Special counsel John Durham – who is variously described as either painfully methodical or positively glacial as a prosecutor – reportedly was prompted to indict Sussman by an expiring statute of limitations.
Absent such a deadline involving Sussman, it seems unlikely that Durham would have disclosed as much as he did in the indictment. The reason is that he is likely working on other possible targets. That could include the most notable figure exposed in the Sussman indictment: Jake Sullivan.
In that event, Sullivan potentially could be in the unenviable position of having to argue that he was not perjurious, just clueless, in denying knowledge of key facts to Congress. The “ignorance is bliss” defense is a favorite fallback in Washington scandals but it is less common when that person is the current national security adviser to the president of the United States.

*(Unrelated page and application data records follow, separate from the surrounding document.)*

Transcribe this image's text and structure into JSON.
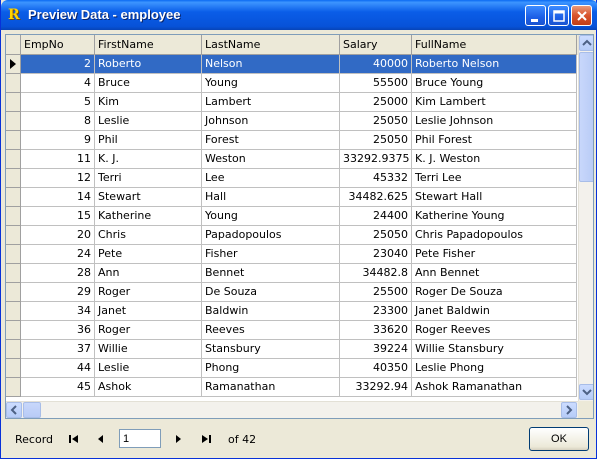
{
  "window": {
    "title": "Preview Data - employee",
    "icon": "R"
  },
  "grid": {
    "columns": [
      {
        "label": "EmpNo",
        "width": 74,
        "numeric": true
      },
      {
        "label": "FirstName",
        "width": 107,
        "numeric": false
      },
      {
        "label": "LastName",
        "width": 138,
        "numeric": false
      },
      {
        "label": "Salary",
        "width": 72,
        "numeric": true
      },
      {
        "label": "FullName",
        "width": 165,
        "numeric": false
      }
    ],
    "selected_row": 0,
    "rows": [
      [
        "2",
        "Roberto",
        "Nelson",
        "40000",
        "Roberto Nelson"
      ],
      [
        "4",
        "Bruce",
        "Young",
        "55500",
        "Bruce Young"
      ],
      [
        "5",
        "Kim",
        "Lambert",
        "25000",
        "Kim Lambert"
      ],
      [
        "8",
        "Leslie",
        "Johnson",
        "25050",
        "Leslie Johnson"
      ],
      [
        "9",
        "Phil",
        "Forest",
        "25050",
        "Phil Forest"
      ],
      [
        "11",
        "K. J.",
        "Weston",
        "33292.9375",
        "K. J. Weston"
      ],
      [
        "12",
        "Terri",
        "Lee",
        "45332",
        "Terri Lee"
      ],
      [
        "14",
        "Stewart",
        "Hall",
        "34482.625",
        "Stewart Hall"
      ],
      [
        "15",
        "Katherine",
        "Young",
        "24400",
        "Katherine Young"
      ],
      [
        "20",
        "Chris",
        "Papadopoulos",
        "25050",
        "Chris Papadopoulos"
      ],
      [
        "24",
        "Pete",
        "Fisher",
        "23040",
        "Pete Fisher"
      ],
      [
        "28",
        "Ann",
        "Bennet",
        "34482.8",
        "Ann Bennet"
      ],
      [
        "29",
        "Roger",
        "De Souza",
        "25500",
        "Roger De Souza"
      ],
      [
        "34",
        "Janet",
        "Baldwin",
        "23300",
        "Janet Baldwin"
      ],
      [
        "36",
        "Roger",
        "Reeves",
        "33620",
        "Roger Reeves"
      ],
      [
        "37",
        "Willie",
        "Stansbury",
        "39224",
        "Willie Stansbury"
      ],
      [
        "44",
        "Leslie",
        "Phong",
        "40350",
        "Leslie Phong"
      ],
      [
        "45",
        "Ashok",
        "Ramanathan",
        "33292.94",
        "Ashok Ramanathan"
      ]
    ]
  },
  "footer": {
    "record_label": "Record",
    "record_value": "1",
    "of_label": "of 42",
    "ok_label": "OK"
  },
  "colors": {
    "selection": "#316ac5",
    "titlebar": "#0a5de8",
    "face": "#ece9d8"
  }
}
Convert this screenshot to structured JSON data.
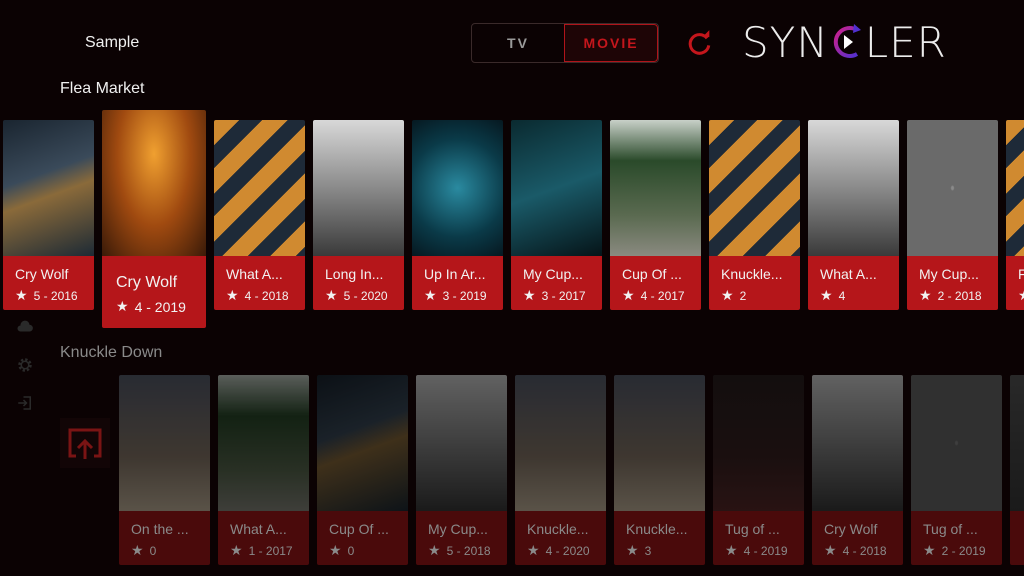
{
  "header": {
    "profile": "Sample",
    "toggle": {
      "tv": "TV",
      "movie": "MOVIE",
      "selected": "MOVIE"
    },
    "logo": {
      "pre": "SYN",
      "post": "LER"
    },
    "accent": "#c4161c"
  },
  "rows": [
    {
      "title": "Flea Market",
      "items": [
        {
          "title": "Cry Wolf",
          "meta": "5 - 2016",
          "bg": "linear-gradient(160deg,#1a2530,#3a4a5a 40%,#8a6a3a 55%,#1d2a35)"
        },
        {
          "title": "Cry Wolf",
          "meta": "4 - 2019",
          "bg": "radial-gradient(ellipse at 50% 30%,#f0a030,#a04a10 50%,#3a1a08)",
          "focused": true
        },
        {
          "title": "What A...",
          "meta": "4 - 2018",
          "bg": "repeating-linear-gradient(135deg,#d08a30 0 18px,#1e2a38 18px 34px)"
        },
        {
          "title": "Long In...",
          "meta": "5 - 2020",
          "bg": "linear-gradient(180deg,#d8d8d8,#8a8a8a 50%,#3a3a3a)"
        },
        {
          "title": "Up In Ar...",
          "meta": "3 - 2019",
          "bg": "radial-gradient(circle at 50% 50%,#2a8aa0,#0a3a48 60%,#061820)"
        },
        {
          "title": "My Cup...",
          "meta": "3 - 2017",
          "bg": "linear-gradient(160deg,#0a2a30,#1a5a68 50%,#051418)"
        },
        {
          "title": "Cup Of ...",
          "meta": "4 - 2017",
          "bg": "linear-gradient(180deg,#c8d0c8,#2a4a2a 30%,#5a6a50 70%,#8a8a80)"
        },
        {
          "title": "Knuckle...",
          "meta": "2",
          "bg": "repeating-linear-gradient(135deg,#d08a30 0 18px,#1e2a38 18px 34px)"
        },
        {
          "title": "What A...",
          "meta": "4",
          "bg": "linear-gradient(180deg,#d8d8d8,#8a8a8a 50%,#3a3a3a)"
        },
        {
          "title": "My Cup...",
          "meta": "2 - 2018",
          "bg": "radial-gradient(#8a8a8a 1px,#6a6a6a 2px)"
        },
        {
          "title": "Flea...",
          "meta": "",
          "bg": "repeating-linear-gradient(135deg,#d08a30 0 18px,#1e2a38 18px 34px)"
        }
      ]
    },
    {
      "title": "Knuckle Down",
      "items": [
        {
          "title": "On the ...",
          "meta": "0",
          "bg": "linear-gradient(180deg,#5a6070,#8a7a6a 60%,#c8b8a0)"
        },
        {
          "title": "What A...",
          "meta": "1 - 2017",
          "bg": "linear-gradient(180deg,#c8d0c8,#2a4a2a 30%,#5a6a50 70%,#8a8a80)"
        },
        {
          "title": "Cup Of ...",
          "meta": "0",
          "bg": "linear-gradient(160deg,#1a2530,#3a4a5a 40%,#8a6a3a 55%,#1d2a35)"
        },
        {
          "title": "My Cup...",
          "meta": "5 - 2018",
          "bg": "linear-gradient(180deg,#d8d8d8,#8a8a8a 50%,#3a3a3a)"
        },
        {
          "title": "Knuckle...",
          "meta": "4 - 2020",
          "bg": "linear-gradient(180deg,#5a6070,#8a7a6a 60%,#c8b8a0)"
        },
        {
          "title": "Knuckle...",
          "meta": "3",
          "bg": "linear-gradient(180deg,#5a6070,#8a7a6a 60%,#c8b8a0)"
        },
        {
          "title": "Tug of ...",
          "meta": "4 - 2019",
          "bg": "linear-gradient(180deg,#2a2020,#3a2222 60%,#5a2a2a)"
        },
        {
          "title": "Cry Wolf",
          "meta": "4 - 2018",
          "bg": "linear-gradient(180deg,#d8d8d8,#8a8a8a 50%,#3a3a3a)"
        },
        {
          "title": "Tug of ...",
          "meta": "2 - 2019",
          "bg": "radial-gradient(#8a8a8a 1px,#6a6a6a 2px)"
        },
        {
          "title": "",
          "meta": "",
          "bg": "linear-gradient(180deg,#5a5a5a,#3a3a3a)"
        }
      ]
    }
  ],
  "sidebar": [
    "cloud-icon",
    "gear-icon",
    "logout-icon"
  ],
  "cast_button": "cast-icon"
}
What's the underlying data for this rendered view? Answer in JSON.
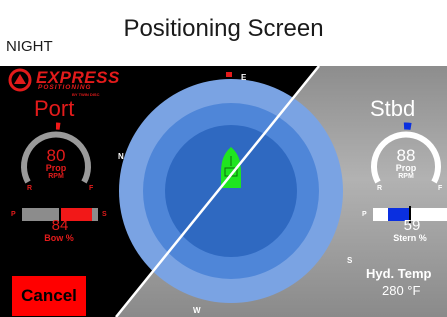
{
  "header": {
    "title": "Positioning Screen",
    "mode": "NIGHT"
  },
  "logo": {
    "brand": "EXPRESS",
    "subtitle": "POSITIONING",
    "maker": "BY TWIN DISC"
  },
  "port": {
    "title": "Port",
    "rpm": "80",
    "prop_label": "Prop",
    "rpm_label": "RPM",
    "reverse_label": "R",
    "forward_label": "F",
    "thruster_value": "84",
    "thruster_label": "Bow %",
    "port_side_label": "P",
    "starboard_side_label": "S",
    "thruster_level": 0.84,
    "thruster_direction": "S"
  },
  "stbd": {
    "title": "Stbd",
    "rpm": "88",
    "prop_label": "Prop",
    "rpm_label": "RPM",
    "reverse_label": "R",
    "forward_label": "F",
    "thruster_value": "59",
    "thruster_label": "Stern %",
    "port_side_label": "P",
    "starboard_side_label": "S",
    "thruster_level": 0.59,
    "thruster_direction": "P"
  },
  "compass": {
    "north": "N",
    "east": "E",
    "south": "S",
    "west": "W"
  },
  "cancel": {
    "label": "Cancel"
  },
  "hydraulics": {
    "label": "Hyd. Temp",
    "value": "280 °F"
  },
  "colors": {
    "night_background": "#000000",
    "night_accent": "#e31b1b",
    "day_text": "#ffffff",
    "compass_outer": "#7aa3e3",
    "compass_mid": "#4f86d8",
    "compass_inner": "#2f69c1",
    "boat": "#1fe51f",
    "stbd_accent": "#0a2fe0",
    "cancel_button": "#ff0000"
  },
  "icons": {
    "logo": "express-logo-icon",
    "boat": "boat-icon",
    "heading_marker": "heading-marker-icon"
  }
}
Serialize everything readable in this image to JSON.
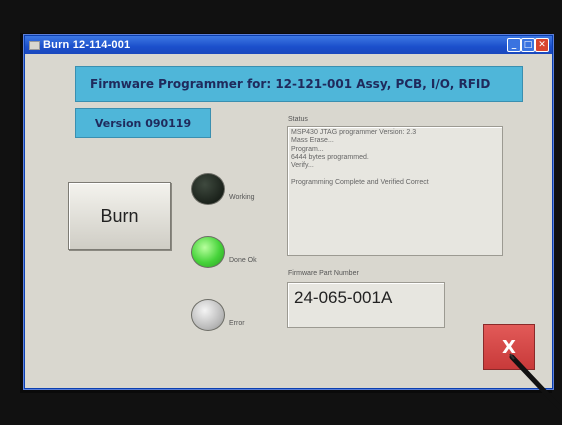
{
  "window": {
    "title": "Burn 12-114-001",
    "minimize_glyph": "_",
    "maximize_glyph": "□",
    "close_glyph": "✕"
  },
  "banner": {
    "text": "Firmware Programmer for:  12-121-001 Assy, PCB, I/O, RFID"
  },
  "version": {
    "text": "Version 090119"
  },
  "burn_button": {
    "label": "Burn"
  },
  "indicators": [
    {
      "label": "Working",
      "state": "off",
      "color": "#1b221b"
    },
    {
      "label": "Done Ok",
      "state": "on",
      "color": "#46d33a"
    },
    {
      "label": "Error",
      "state": "off",
      "color": "#b9b9b9"
    }
  ],
  "status": {
    "label": "Status",
    "lines": [
      "MSP430 JTAG programmer Version: 2.3",
      "Mass Erase...",
      "Program...",
      "6444 bytes programmed.",
      "Verify...",
      "",
      "Programming Complete and Verified Correct"
    ]
  },
  "firmware_part": {
    "label": "Firmware Part Number",
    "value": "24-065-001A"
  },
  "exit_button": {
    "glyph": "X",
    "color": "#c83a3a"
  },
  "colors": {
    "accent": "#4fb6d9",
    "titlebar": "#1b4fcb"
  }
}
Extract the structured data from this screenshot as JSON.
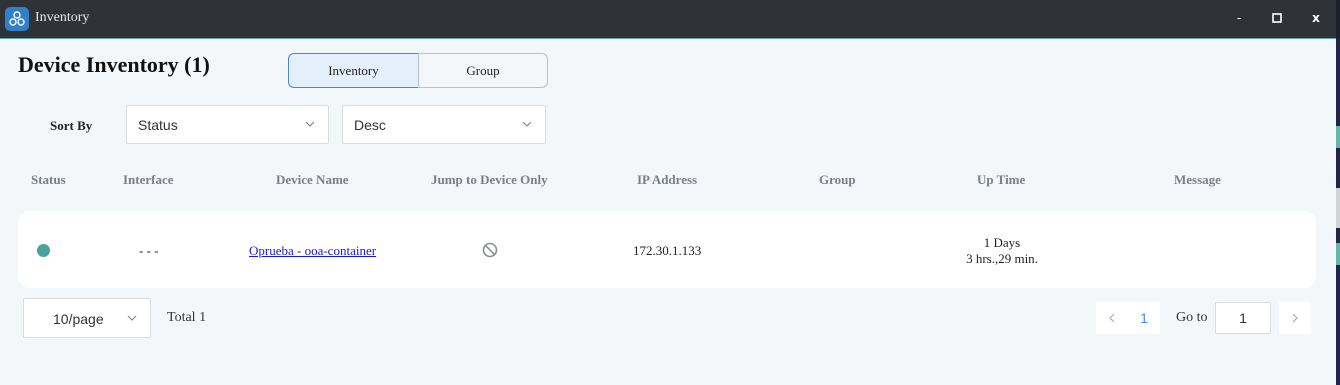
{
  "window": {
    "title": "Inventory",
    "minimize": "-",
    "maximize": "◻",
    "close": "x"
  },
  "page": {
    "title": "Device Inventory (1)",
    "tabs": [
      {
        "label": "Inventory",
        "active": true
      },
      {
        "label": "Group",
        "active": false
      }
    ]
  },
  "sort": {
    "label": "Sort By",
    "field": "Status",
    "order": "Desc"
  },
  "table": {
    "columns": [
      "Status",
      "Interface",
      "Device Name",
      "Jump to Device Only",
      "IP Address",
      "Group",
      "Up Time",
      "Message"
    ],
    "rows": [
      {
        "status": "online",
        "status_color": "#4aa39a",
        "interface": "- - -",
        "device_name": "Oprueba - ooa-container",
        "jump_icon": "ban-icon",
        "ip_address": "172.30.1.133",
        "group": "",
        "up_time_line1": "1 Days",
        "up_time_line2": "3 hrs.,29 min.",
        "message": ""
      }
    ]
  },
  "pagination": {
    "page_size": "10/page",
    "total": "Total 1",
    "current_page": "1",
    "goto_label": "Go to",
    "goto_value": "1"
  }
}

While an indictment of Sullivan is viewed as unlikely, he popped up unexpectedly in the indictment and